My Weber grill came up with a warning: “The use and/or installation of any parts on your WEBER product that are not genuine WEBER parts will void this warranty.”
That’s not cool. In fact, it’s been illegal since 1975 — and soon Weber won’t be doing it again. Under a new settlement with the Federal Trade Commission, Weber Stephen Products will not only have to remove such sentences from the warranty terms within 90 days, but also proactive, clear and striking tell customers via email, email, websites and apps that the exact opposite is true.
Seriously, Weber will have to use this exact phrase: “Use of third-party parts does not void this warranty.”
According to the order (pdf), Weber must also post a public notice on its website, send a notice to customers for the past decade (assuming they have registered their warranty), and keep records for the next five years, in case the FTC wants to check (for example) whether Weber is wrongly refusing warranty service.
Unfortunately, there is no mention that Weber should do anything for customers who may have already been denied warranty service. While the FTC says it could have sued Weber for violations of the FTC Act and the Warranty Act, this settlement appears to be taking place rather than a lawsuit.

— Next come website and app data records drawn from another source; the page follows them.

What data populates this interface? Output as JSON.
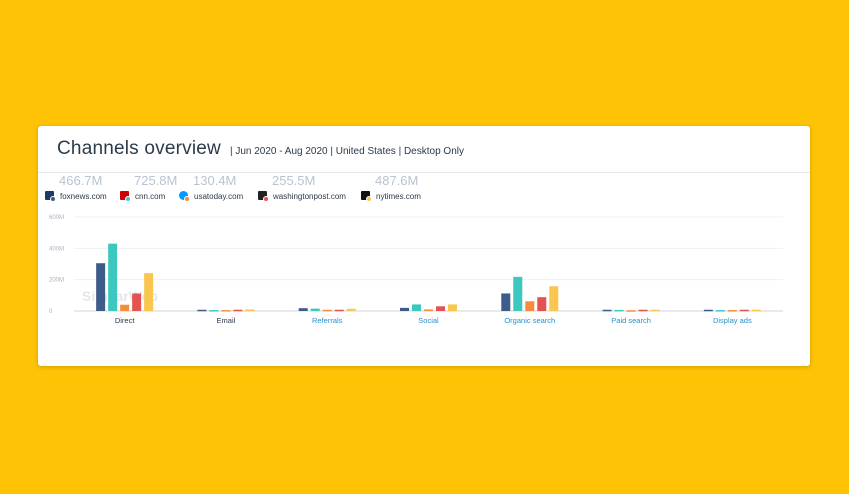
{
  "header": {
    "title": "Channels overview",
    "subtitle": "| Jun 2020 - Aug 2020 | United States | Desktop Only"
  },
  "legend": [
    {
      "total": "466.7M",
      "site": "foxnews.com",
      "color": "#3E5C8A",
      "icon": "foxnews-favicon"
    },
    {
      "total": "725.8M",
      "site": "cnn.com",
      "color": "#3CC8BE",
      "icon": "cnn-favicon"
    },
    {
      "total": "130.4M",
      "site": "usatoday.com",
      "color": "#F58D3D",
      "icon": "usatoday-favicon"
    },
    {
      "total": "255.5M",
      "site": "washingtonpost.com",
      "color": "#E45252",
      "icon": "washingtonpost-favicon"
    },
    {
      "total": "487.6M",
      "site": "nytimes.com",
      "color": "#F9C74F",
      "icon": "nytimes-favicon"
    }
  ],
  "watermark": "SimilarWeb",
  "chart_data": {
    "type": "bar",
    "categories": [
      "Direct",
      "Email",
      "Referrals",
      "Social",
      "Organic search",
      "Paid search",
      "Display ads"
    ],
    "category_colors": [
      "#2c3a4a",
      "#2c3a4a",
      "#2a8fc8",
      "#2a8fc8",
      "#2a8fc8",
      "#2a8fc8",
      "#2a8fc8"
    ],
    "yticks": [
      "0",
      "200M",
      "400M",
      "600M"
    ],
    "ylim": [
      0,
      600
    ],
    "grid": true,
    "series": [
      {
        "name": "foxnews.com",
        "color": "#3E5C8A",
        "values": [
          305,
          8,
          18,
          20,
          112,
          8,
          8
        ]
      },
      {
        "name": "cnn.com",
        "color": "#3CC8BE",
        "values": [
          430,
          6,
          15,
          42,
          218,
          7,
          6
        ]
      },
      {
        "name": "usatoday.com",
        "color": "#F58D3D",
        "values": [
          40,
          6,
          8,
          10,
          62,
          5,
          6
        ]
      },
      {
        "name": "washingtonpost.com",
        "color": "#E45252",
        "values": [
          112,
          8,
          8,
          30,
          88,
          8,
          8
        ]
      },
      {
        "name": "nytimes.com",
        "color": "#F9C74F",
        "values": [
          242,
          10,
          14,
          42,
          158,
          8,
          8
        ]
      }
    ]
  }
}
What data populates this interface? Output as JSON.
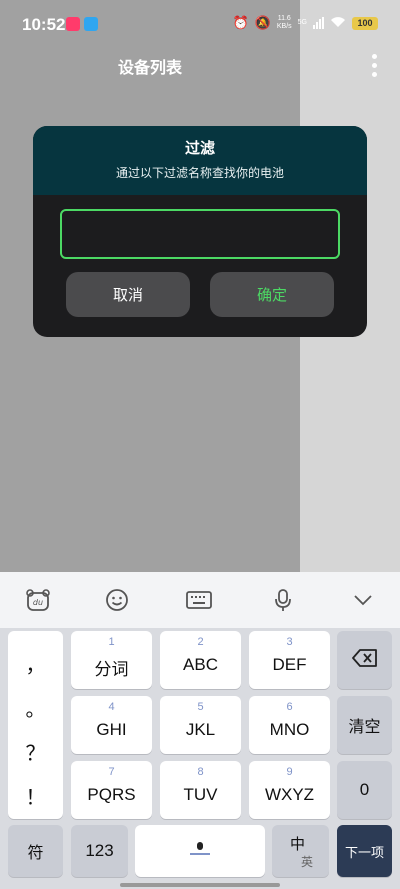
{
  "status": {
    "time": "10:52",
    "app_icon_a": "uu",
    "net_speed_value": "11.6",
    "net_speed_unit": "KB/s",
    "net_type": "5G",
    "battery": "100"
  },
  "header": {
    "title": "设备列表"
  },
  "dialog": {
    "title": "过滤",
    "subtitle": "通过以下过滤名称查找你的电池",
    "input_value": "",
    "cancel_label": "取消",
    "ok_label": "确定",
    "accent_color": "#4cd964"
  },
  "keyboard": {
    "symbols": [
      "，",
      "。",
      "？",
      "！"
    ],
    "keys": [
      {
        "num": "1",
        "label": "分词"
      },
      {
        "num": "2",
        "label": "ABC"
      },
      {
        "num": "3",
        "label": "DEF"
      },
      {
        "num": "4",
        "label": "GHI"
      },
      {
        "num": "5",
        "label": "JKL"
      },
      {
        "num": "6",
        "label": "MNO"
      },
      {
        "num": "7",
        "label": "PQRS"
      },
      {
        "num": "8",
        "label": "TUV"
      },
      {
        "num": "9",
        "label": "WXYZ"
      }
    ],
    "clear_label": "清空",
    "zero_label": "0",
    "symbol_key": "符",
    "num_key": "123",
    "lang_key_top": "中",
    "lang_key_bottom": "英",
    "next_key": "下一项"
  }
}
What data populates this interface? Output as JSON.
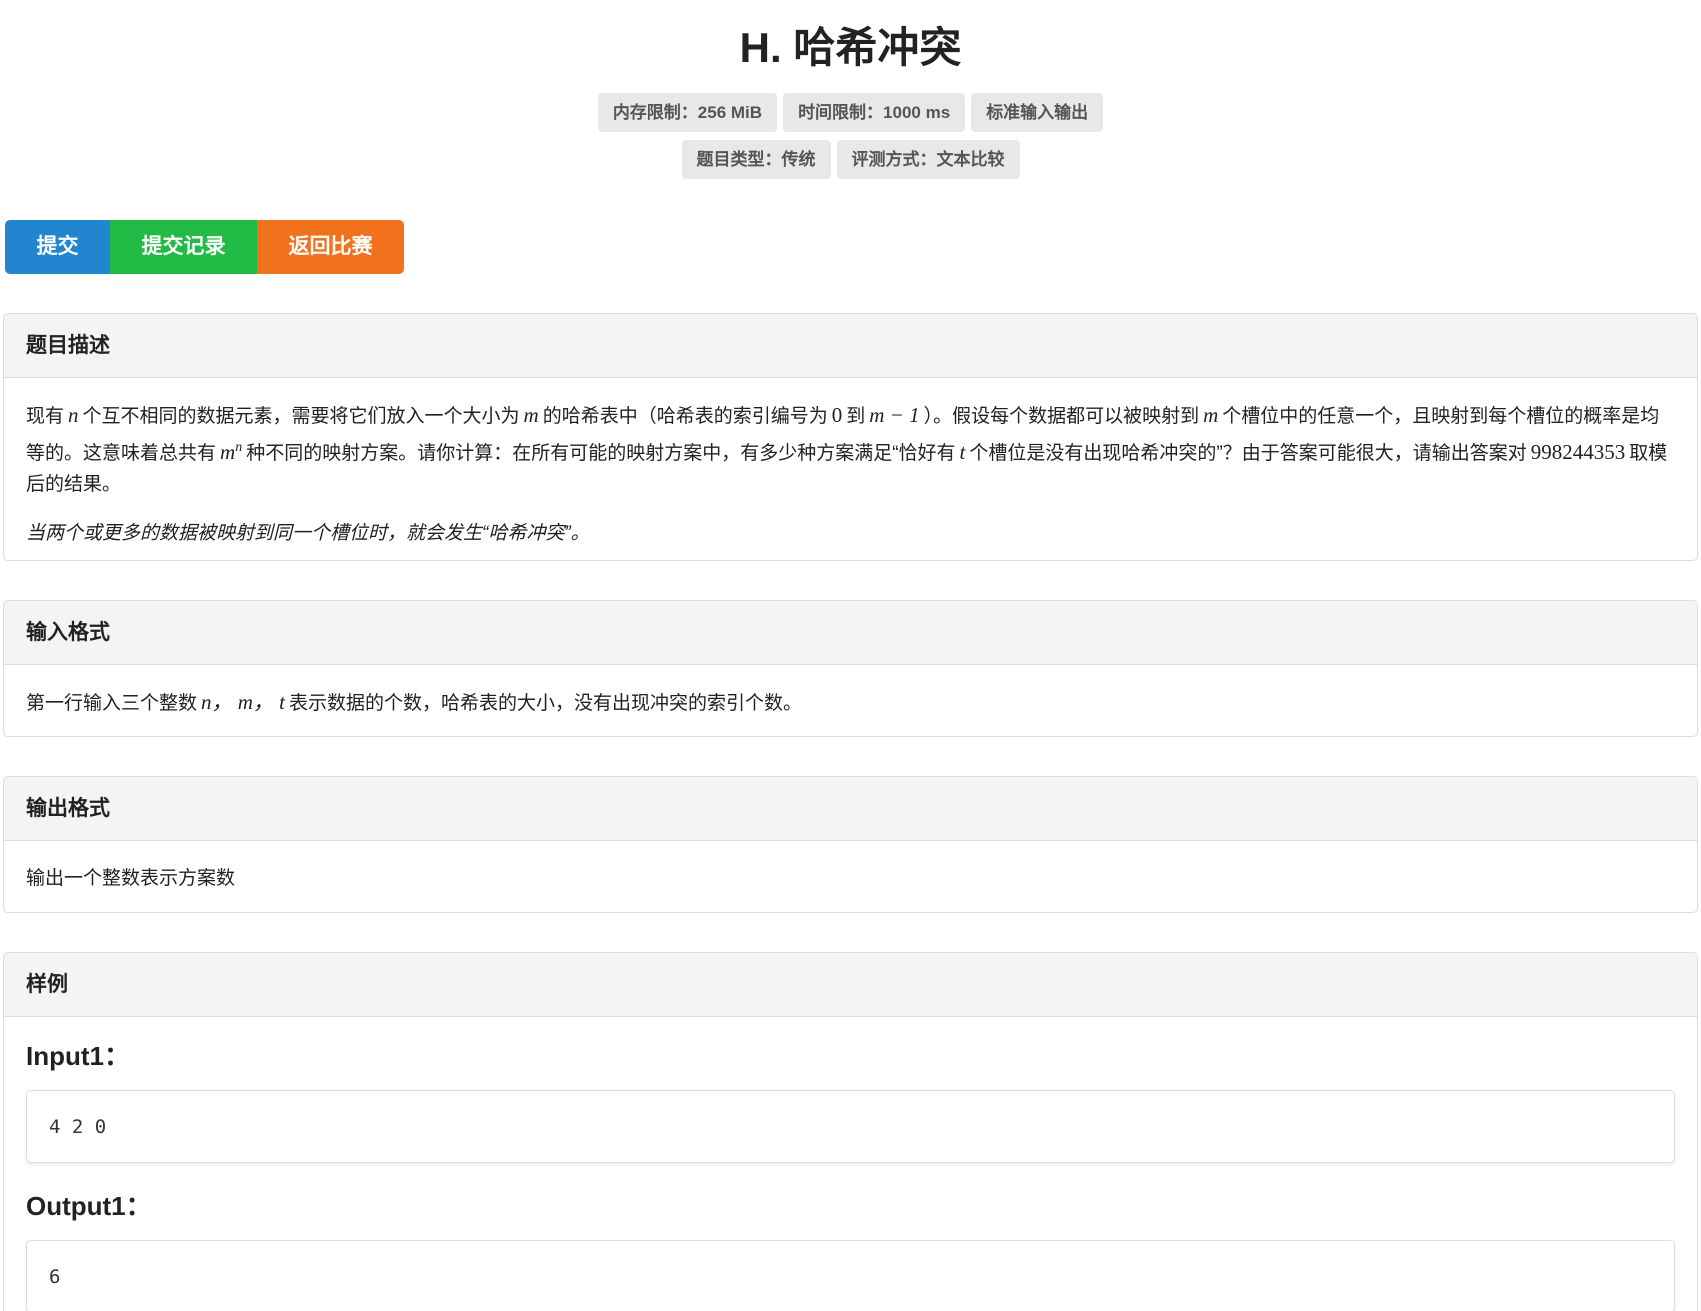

Weber did not immediately respond to a request for comment.
While this is a minor victory for the right to repair, similar to the FTC’s actions against Harley-Davidson and Westinghouse generator maker MWE last month, let’s be clear it’s not quite the same “right to repair” that most proponents of talk about today.
The modern battle for the right to repair is where advocates are urging companies to make available parts, repair manuals and software tools to repair highly sophisticated gadgets. But “Smart grills” and intelligent ovens aside, my Weber is about as dumb and easy to fix a tool when they come. Almost every part of a standard Weber grill is designed to be replaced—a single screw, a twist, and a jerk to change a burner, for example—and Weber is one of several companies already happy to sell you new ones.
And again, what Weber did with the warranty was illegal since 1975, when the Magnuson-Moss Warranty Act first entered the books. The original text of the law contained these words:
No consumer product guarantor shall make its warranty, written or implied, for such product conditional upon the consumer’s use, in connection with such product, of any item or service (other than the item or service provided free of charge under the terms of the warranty) identified by brand, trade or company name
Both the courts and the FTC have clarified over the years that, yes, this means you can’t tell the customer that they are voiding their warranty by using only an unauthorized part. That part, or the customer installing it, must be responsible for damage to affect the warranty. So this new settlement is just the FTC getting Weber back in line.
However, the bigger battle for the right to repair is about to set: New York state last month passed the country’s first-ever right to repair electronics. And the legislation of other countries has already prompted many smartphone manufacturers to embrace the beginning of a right to repair as well.
If you like grills and are entitled to repair enough to read this far, I think you’ll be happy to hear too: Jeremy Andrus, the CEO of Traeger, whose company produces the popular wood pellet smokers, promised our editor-in-chief Nilay Patel that it does not add DRM to the pellets.